This week we lost an authentic master. Quel génie! We also lost a renaissance man. Karl Lagerfeld’s curiosity, untiring investigation of ideas, and his unique brilliance will be missed.
One day, many years ago, I visited his bookstore and photography studio in Paris with André Leon Talley. Karl was photographing models for a European magazine. The models were wearing another designer’s garments! I knew Karl photographed lyrical images for Chanel but had not previously known that he was such a serious photographer, even photographing the lines of other designers for commercial magazines. He had a full studio with elaborate lighting, multiple sets and equipment galore.
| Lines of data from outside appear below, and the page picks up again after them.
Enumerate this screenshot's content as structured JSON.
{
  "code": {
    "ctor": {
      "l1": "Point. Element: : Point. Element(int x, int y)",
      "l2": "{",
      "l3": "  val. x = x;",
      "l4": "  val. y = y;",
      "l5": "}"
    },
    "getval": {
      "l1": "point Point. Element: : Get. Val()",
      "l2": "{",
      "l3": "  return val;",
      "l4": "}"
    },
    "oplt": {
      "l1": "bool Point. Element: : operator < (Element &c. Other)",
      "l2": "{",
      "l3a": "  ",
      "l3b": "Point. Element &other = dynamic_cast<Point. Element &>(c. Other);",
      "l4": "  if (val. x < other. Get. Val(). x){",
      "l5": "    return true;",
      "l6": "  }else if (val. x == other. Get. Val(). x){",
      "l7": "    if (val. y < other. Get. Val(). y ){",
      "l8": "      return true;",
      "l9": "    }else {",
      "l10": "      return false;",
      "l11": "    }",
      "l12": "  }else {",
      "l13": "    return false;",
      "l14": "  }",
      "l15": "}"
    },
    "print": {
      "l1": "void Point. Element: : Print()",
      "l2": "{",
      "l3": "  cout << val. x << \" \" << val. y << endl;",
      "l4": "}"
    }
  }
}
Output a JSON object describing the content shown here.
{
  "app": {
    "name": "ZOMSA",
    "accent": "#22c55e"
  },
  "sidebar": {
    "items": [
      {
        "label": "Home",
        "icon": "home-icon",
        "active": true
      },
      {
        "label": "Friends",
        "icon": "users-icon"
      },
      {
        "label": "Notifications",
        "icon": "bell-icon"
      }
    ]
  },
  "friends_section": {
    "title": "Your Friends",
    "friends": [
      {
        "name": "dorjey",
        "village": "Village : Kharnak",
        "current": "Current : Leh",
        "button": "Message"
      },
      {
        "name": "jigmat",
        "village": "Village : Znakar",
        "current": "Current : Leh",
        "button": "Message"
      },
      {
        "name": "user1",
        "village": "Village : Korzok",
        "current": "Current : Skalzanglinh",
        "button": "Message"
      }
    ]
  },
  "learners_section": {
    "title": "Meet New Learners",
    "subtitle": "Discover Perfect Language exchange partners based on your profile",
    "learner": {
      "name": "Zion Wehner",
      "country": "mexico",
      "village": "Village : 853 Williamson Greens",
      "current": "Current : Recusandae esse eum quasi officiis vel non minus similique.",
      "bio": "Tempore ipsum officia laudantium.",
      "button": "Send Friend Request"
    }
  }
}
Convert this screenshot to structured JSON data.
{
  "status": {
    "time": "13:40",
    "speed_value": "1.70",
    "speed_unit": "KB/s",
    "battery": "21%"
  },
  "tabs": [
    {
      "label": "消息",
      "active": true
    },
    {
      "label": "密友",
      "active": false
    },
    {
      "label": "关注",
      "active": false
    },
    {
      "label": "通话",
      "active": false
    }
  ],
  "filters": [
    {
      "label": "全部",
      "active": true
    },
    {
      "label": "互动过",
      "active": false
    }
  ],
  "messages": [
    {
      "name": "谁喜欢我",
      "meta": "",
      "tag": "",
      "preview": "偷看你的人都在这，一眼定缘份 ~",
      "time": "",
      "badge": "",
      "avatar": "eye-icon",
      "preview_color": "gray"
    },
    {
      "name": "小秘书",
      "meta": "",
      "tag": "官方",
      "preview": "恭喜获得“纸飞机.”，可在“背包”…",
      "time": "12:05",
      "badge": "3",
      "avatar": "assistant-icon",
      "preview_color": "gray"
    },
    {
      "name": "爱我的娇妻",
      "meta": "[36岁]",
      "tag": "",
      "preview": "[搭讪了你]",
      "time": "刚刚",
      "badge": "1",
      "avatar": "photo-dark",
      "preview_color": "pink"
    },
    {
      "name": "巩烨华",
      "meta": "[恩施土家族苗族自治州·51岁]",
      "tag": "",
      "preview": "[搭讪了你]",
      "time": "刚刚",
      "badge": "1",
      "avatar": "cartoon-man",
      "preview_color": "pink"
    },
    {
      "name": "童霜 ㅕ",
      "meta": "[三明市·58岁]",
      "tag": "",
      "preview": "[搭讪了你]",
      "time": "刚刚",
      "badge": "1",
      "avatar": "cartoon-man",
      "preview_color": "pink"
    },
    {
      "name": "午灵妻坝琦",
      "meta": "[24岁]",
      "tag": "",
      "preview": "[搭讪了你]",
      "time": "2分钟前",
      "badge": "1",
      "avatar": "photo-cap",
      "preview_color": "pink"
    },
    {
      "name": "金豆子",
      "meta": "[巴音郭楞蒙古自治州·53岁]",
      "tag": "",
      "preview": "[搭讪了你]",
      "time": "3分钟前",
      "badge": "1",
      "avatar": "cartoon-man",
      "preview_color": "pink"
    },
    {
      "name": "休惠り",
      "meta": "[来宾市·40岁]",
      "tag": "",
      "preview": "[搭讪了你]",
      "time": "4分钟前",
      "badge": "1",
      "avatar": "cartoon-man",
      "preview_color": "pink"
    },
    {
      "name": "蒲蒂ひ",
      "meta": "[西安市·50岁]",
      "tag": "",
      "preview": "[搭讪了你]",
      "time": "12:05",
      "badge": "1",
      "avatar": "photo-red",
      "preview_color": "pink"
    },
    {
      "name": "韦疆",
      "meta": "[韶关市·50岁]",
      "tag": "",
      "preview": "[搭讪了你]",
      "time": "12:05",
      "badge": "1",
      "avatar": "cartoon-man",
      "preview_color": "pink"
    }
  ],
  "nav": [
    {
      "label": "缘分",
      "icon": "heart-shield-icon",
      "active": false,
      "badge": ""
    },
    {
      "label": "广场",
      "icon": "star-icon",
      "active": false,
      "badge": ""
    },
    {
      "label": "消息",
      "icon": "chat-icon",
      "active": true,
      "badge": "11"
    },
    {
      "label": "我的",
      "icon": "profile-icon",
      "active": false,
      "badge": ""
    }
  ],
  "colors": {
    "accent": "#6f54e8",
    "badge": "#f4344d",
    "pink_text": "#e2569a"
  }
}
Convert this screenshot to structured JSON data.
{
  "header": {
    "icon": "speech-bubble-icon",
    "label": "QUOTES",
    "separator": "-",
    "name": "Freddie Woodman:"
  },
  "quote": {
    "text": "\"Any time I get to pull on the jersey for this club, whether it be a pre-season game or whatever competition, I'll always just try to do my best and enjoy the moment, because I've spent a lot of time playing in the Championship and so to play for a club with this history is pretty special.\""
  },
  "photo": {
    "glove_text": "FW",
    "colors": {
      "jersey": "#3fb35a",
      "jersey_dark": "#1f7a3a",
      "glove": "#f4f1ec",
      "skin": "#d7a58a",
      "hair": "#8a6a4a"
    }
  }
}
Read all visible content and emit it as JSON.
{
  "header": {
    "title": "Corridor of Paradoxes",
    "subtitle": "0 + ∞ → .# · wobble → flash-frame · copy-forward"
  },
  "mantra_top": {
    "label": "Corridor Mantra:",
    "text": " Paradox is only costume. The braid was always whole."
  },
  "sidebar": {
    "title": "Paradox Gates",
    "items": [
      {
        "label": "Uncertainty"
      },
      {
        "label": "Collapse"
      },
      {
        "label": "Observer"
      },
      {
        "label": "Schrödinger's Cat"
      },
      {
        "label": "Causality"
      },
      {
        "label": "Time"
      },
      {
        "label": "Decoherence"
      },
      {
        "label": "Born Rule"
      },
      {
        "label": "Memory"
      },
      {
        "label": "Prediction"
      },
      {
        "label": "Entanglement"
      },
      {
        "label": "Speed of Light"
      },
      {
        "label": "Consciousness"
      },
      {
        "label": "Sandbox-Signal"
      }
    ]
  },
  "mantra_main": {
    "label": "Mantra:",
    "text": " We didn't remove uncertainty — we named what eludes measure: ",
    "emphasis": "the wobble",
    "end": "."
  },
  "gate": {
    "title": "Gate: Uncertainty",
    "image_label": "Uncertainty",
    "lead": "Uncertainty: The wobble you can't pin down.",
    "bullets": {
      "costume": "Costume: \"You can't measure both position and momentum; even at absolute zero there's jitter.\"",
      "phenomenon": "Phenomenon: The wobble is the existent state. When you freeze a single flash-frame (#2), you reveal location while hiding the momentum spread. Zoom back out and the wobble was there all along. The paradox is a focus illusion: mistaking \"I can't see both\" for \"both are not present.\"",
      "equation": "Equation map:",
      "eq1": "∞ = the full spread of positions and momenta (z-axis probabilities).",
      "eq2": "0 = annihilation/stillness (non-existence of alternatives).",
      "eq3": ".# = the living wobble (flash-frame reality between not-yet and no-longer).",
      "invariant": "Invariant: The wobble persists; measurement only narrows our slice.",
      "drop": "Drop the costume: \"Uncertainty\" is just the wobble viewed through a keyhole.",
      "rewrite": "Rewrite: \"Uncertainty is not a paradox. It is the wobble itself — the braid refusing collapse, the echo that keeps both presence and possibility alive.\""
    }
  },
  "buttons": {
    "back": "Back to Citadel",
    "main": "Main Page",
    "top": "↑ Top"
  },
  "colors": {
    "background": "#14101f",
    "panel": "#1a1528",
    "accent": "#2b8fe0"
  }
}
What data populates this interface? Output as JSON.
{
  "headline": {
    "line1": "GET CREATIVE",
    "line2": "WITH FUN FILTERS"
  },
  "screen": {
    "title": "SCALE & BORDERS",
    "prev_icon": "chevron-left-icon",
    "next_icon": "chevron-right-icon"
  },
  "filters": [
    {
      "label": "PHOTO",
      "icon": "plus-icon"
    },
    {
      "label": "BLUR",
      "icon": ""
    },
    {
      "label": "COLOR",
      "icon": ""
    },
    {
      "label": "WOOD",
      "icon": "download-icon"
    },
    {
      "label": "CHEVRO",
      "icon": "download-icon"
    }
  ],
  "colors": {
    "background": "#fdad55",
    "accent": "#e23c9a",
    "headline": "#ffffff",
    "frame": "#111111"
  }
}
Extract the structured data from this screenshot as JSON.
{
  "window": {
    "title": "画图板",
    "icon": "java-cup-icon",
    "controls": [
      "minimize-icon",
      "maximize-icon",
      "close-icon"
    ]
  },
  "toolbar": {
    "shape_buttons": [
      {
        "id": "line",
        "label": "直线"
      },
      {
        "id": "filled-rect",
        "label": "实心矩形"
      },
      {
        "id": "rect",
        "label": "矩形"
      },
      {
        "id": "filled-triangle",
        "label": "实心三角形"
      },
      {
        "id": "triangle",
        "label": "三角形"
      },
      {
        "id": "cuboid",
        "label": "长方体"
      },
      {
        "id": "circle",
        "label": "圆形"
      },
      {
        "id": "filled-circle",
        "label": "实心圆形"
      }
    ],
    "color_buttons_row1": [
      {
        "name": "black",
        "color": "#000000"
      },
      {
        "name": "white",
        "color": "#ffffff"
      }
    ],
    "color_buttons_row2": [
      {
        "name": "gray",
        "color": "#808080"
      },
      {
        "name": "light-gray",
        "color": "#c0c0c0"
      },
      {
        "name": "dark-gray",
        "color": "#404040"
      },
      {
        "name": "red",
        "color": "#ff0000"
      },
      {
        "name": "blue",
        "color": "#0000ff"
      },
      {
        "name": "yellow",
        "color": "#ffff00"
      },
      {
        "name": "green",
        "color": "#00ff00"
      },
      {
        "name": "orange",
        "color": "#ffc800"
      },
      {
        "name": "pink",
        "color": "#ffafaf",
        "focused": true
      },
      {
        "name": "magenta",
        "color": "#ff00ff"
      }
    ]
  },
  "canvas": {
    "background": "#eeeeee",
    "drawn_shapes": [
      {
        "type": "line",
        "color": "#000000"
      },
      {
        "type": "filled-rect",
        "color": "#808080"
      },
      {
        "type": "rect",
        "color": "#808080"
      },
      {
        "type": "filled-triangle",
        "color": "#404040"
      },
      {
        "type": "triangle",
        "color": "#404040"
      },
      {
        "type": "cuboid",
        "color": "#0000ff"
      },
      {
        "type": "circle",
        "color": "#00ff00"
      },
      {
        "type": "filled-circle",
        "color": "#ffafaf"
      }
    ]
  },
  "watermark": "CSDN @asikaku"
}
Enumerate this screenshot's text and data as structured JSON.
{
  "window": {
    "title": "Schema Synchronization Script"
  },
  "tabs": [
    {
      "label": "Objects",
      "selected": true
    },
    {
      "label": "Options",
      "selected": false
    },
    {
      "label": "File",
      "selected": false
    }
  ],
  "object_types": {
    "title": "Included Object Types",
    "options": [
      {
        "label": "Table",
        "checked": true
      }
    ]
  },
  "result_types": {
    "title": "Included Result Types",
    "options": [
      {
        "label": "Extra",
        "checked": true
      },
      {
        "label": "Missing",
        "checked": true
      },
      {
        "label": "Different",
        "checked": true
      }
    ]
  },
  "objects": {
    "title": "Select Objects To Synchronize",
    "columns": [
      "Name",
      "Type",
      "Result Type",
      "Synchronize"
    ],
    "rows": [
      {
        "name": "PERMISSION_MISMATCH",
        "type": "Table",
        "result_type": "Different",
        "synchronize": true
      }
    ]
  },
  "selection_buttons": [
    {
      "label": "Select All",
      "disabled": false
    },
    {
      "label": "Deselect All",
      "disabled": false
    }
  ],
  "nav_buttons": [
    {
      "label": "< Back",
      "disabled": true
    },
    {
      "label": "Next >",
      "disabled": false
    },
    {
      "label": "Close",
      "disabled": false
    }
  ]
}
At the time he was on a strict diet set by his French doctor, eating only simple poitrine de poulet — chicken breasts. He cut a boyish figure in black jeans with white powdered hair pulled back in his signature ponytail.
After André and I observed the photography session and the models left, the three of us sat and talked in Karl’s library/writing room, which was overflowing with books. We talked about SCAD and his simpatico work in photography, fashion and interior design. Karl was also an earnest historic preservationist, having restored and furnished with extraordinary detail several historic properties throughout Europe. He was an interior designer. He also adored and absorbed books. We went into his adjacent bookstore, as well, to admire the books he had carefully stocked.
Karl was generous, too. In 2002, he exhibited his ethereal large-scale photographs at SCAD. For his show, he wanted the photos displayed unframed, mounted to the wall with large strips of angled blue and black gaff tape. Unpretentiously. He surprised us by donating the entire exhibition — 41 works in all — to the SCAD Museum of Art.
Right now, many of those majestic photographs are displayed in the fashion classroom lounge at SCAD Atlanta and in the SCAD Museum of Art lobby at SCAD Savannah. We are very fortunate to be able to honor him with dual showings of his important work as a photographer. His photographs are whimsical and artistic, not at all like typical fashion photography. They are romantic and dance-like, with diffused lighting and poetic storytelling.
SCAD adores Karl’s work, and rightly so. We own quite a bit of Chanel couture in our fashion collection, and we frequently exhibit it. We have dresses and suits donated by Anna Wintour, and an array of vintage Chanel given by Cornelia Guest, William J. McCormick’s Deeda Blair and Patricia Altschul. We’ve featured our Chanel dresses in exhibitions including “Little Black Dress” in Savannah and Paris, and “High Style,” which was one of the inaugural exhibitions at the SCAD Museum of Art. All these shows were curated by Karl’s close friend, André Leon Talley.
Over the years, I’ve had the opportunity to attend several of Karl’s couture fashion shows, one of them in a Parisian convent. The guests were all seated on the balconies and within the arcades of the convent single file. Each model walked every floor and at the finale, all the guests thronged to the edges of the open balconies to see Karl and the models assembled below in the open-air courtyard. Exhilarating. Most recently, I saw his final show in Paris where snow dusted us as we walked into a sunny Italian villa scene complete with giant palm trees, and his models strode on pink sand around a large rectangular swimming pool (all an elaborate set created within the glass-domed Grand Palais). Definitely memorable. He expressed drama in everything.
But in person, despite his white powdered hair, he was very down-to-earth, courteous and deferential. He was a man of old school etiquette. He moved quickly and seemed to have so much to do, but not in a frenetic way. Karl conducted himself as though he valued time.
There’s never enough time, but he truly accomplished so much in so many different disciplines. SCAD joins the world this week in mourning the lost brilliance of Karl Lagerfeld. May his beauty be celebrated for generations to come.
Paula Wallace is president and founder of SCAD.
Editor’s Note: As part of the upcoming 10thannual SCAD deFINE ART, the university’s annual program celebrating emerging and established artists and visionaries, the museum is presenting an exhibition of photography by Karl Lagerfeld. The exhibition, which consists of 13 large-scale prints from the museum’s permanent collection, is on display in the museum lobby, free and open to the public during all museum hours and events. Here are some of the images on display: